44.  See J.W.N. Watkins, "Three Views Concerning Human Freedom," in Nature and Conduct, Royal Institute of Philosophy Lectures Vol. 8, London, 1974.
45.  The preceding quotation from Wollheim occurs in his Introduction to the World's Classics Edition of On Liberty, Representative Government and the Subjection of Women, London, 1975, p. xi. The quotation from Halliday comes from his John Stuart Mill, pp. 55-56.
46.  Popper's attack on Mill's "psychologism" occurs in Vol. 2 of his The Open Society and Its Enemies, Chapter 14.
47.  The controversy surrounding Macaulay's attack on James Mill's Essay on Government has been marvelously presented in Utilitarian Logic and Politics by Jack Lively and John C. Rees.
48.  See Hume's Treatise of Human Nature, Bk. I, Part 4, Section 6, for a development of this claim.
49.  This passage from Machiavelli is quoted by Stuart Hampshire in a paper relevant to Mill Studies, "Uncertainty in Politics," Encounter (January 1957).
50.  See System of Logic, Bk. VI, Chapter VIII, p. 583 (new edition, London, 1930) for this and the preceding quotation.
51.  See Mill's Against Comte and Positivism for a development of this claim.
52.  See especially the original version of P. K. Feyerabend, "Against Method" in Vol. 4 of Minnesota Studies in Philosophy of Science: Analyses of Theories and Methods of Physics and Psychology, p. 112.
53.  See Rees, "The Thesis of the 'Two Mills,'" Political Studies (1977).
54.  Mitchell, Law, Morality, and Religion.

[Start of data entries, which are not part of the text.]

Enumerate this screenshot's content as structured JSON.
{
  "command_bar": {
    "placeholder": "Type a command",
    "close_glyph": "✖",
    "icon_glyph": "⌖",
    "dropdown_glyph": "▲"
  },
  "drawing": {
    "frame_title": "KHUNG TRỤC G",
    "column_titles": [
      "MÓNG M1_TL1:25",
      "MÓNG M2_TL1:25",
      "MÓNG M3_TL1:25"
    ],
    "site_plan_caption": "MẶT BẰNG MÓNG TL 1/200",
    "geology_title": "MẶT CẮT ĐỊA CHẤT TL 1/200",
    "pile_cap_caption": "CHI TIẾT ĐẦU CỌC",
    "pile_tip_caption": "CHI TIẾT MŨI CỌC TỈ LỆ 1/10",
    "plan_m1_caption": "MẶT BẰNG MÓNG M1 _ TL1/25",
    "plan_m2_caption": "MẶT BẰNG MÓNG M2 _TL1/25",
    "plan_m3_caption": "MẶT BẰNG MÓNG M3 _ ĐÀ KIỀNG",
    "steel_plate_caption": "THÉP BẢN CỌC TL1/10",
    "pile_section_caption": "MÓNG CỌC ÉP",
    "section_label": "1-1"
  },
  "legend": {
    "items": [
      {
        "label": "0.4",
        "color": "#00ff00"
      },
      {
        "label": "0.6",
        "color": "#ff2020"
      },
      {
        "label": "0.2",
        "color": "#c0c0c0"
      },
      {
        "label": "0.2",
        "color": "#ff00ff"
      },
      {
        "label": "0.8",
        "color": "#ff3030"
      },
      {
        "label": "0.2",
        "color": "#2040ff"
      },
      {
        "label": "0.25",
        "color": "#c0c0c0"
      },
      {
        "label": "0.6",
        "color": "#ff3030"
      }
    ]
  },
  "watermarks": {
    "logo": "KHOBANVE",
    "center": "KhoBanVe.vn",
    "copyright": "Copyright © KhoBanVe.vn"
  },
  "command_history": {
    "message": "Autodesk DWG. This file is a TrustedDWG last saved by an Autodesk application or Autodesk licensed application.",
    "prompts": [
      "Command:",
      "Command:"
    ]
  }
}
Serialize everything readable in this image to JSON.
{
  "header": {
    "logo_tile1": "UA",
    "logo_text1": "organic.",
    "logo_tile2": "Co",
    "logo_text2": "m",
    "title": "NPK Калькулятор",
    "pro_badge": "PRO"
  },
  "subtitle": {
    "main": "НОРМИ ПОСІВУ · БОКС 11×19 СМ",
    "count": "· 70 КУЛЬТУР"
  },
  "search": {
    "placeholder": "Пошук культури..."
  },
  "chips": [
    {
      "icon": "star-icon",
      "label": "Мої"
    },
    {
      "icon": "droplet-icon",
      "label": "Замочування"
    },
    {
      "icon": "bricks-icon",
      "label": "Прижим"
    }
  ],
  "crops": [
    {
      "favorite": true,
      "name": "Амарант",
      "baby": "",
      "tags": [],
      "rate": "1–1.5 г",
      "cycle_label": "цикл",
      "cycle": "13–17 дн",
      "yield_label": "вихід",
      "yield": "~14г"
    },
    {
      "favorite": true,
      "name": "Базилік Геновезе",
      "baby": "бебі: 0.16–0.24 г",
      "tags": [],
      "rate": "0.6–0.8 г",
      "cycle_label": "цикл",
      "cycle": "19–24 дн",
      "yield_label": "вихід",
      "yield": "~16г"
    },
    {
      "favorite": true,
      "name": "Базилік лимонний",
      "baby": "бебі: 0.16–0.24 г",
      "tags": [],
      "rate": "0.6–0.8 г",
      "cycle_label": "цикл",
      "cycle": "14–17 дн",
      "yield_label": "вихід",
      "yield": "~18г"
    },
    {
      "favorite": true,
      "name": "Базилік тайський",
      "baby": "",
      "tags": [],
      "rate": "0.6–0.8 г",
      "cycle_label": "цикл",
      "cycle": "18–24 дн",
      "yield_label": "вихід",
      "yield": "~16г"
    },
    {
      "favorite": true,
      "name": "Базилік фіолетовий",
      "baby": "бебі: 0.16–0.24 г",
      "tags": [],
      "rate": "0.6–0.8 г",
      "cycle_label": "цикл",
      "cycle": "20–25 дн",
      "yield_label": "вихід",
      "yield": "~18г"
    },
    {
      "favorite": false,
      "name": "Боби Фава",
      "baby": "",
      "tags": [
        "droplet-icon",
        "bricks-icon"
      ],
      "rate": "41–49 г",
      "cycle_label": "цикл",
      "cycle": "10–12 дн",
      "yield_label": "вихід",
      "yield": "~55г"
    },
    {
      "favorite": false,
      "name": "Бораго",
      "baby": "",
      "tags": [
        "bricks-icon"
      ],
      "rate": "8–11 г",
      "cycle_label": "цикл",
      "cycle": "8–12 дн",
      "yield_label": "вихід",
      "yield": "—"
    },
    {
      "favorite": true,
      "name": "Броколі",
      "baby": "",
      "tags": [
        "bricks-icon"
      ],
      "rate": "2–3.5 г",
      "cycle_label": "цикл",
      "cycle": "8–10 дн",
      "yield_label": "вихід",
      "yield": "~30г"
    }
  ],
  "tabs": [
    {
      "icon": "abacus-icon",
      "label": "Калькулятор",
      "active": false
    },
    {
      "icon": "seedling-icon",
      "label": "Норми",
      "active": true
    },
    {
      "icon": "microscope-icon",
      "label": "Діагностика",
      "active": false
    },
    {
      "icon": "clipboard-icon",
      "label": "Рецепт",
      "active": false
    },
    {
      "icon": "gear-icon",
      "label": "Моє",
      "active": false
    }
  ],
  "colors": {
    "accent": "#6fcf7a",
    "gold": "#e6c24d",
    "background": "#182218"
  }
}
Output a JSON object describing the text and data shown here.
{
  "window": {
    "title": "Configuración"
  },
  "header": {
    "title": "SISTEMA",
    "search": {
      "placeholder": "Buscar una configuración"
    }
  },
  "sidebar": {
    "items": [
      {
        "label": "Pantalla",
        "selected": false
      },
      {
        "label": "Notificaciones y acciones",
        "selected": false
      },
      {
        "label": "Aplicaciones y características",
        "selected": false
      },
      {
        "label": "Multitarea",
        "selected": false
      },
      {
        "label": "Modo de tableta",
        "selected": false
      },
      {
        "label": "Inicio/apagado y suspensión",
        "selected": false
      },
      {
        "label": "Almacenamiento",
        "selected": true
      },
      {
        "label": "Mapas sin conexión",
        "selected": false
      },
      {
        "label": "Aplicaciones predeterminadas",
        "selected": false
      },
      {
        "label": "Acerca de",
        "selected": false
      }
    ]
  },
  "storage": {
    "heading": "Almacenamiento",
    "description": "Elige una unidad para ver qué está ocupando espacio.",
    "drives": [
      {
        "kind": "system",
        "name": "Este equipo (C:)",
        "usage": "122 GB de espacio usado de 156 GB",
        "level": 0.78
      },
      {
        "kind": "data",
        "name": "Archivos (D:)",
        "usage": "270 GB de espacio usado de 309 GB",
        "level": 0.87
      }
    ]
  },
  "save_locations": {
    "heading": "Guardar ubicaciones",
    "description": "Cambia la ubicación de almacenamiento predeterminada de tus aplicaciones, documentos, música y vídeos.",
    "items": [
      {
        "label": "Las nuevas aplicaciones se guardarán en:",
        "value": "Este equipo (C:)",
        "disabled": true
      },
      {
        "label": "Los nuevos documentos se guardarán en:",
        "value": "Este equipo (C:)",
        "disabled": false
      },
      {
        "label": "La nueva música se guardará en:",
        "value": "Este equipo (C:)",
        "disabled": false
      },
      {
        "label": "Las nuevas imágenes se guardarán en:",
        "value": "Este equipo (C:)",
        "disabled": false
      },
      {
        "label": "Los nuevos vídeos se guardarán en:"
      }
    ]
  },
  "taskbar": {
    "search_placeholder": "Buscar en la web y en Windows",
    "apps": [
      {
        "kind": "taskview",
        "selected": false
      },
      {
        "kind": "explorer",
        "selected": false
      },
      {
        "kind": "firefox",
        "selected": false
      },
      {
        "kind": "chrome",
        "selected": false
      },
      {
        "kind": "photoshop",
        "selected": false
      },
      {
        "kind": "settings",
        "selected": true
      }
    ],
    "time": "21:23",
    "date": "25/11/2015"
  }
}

55.  P. F. Strawson, "Social Morality and Individual Ideal," Philosophy (1961).
56.  J. S. Mill's Autobiography, p. 97.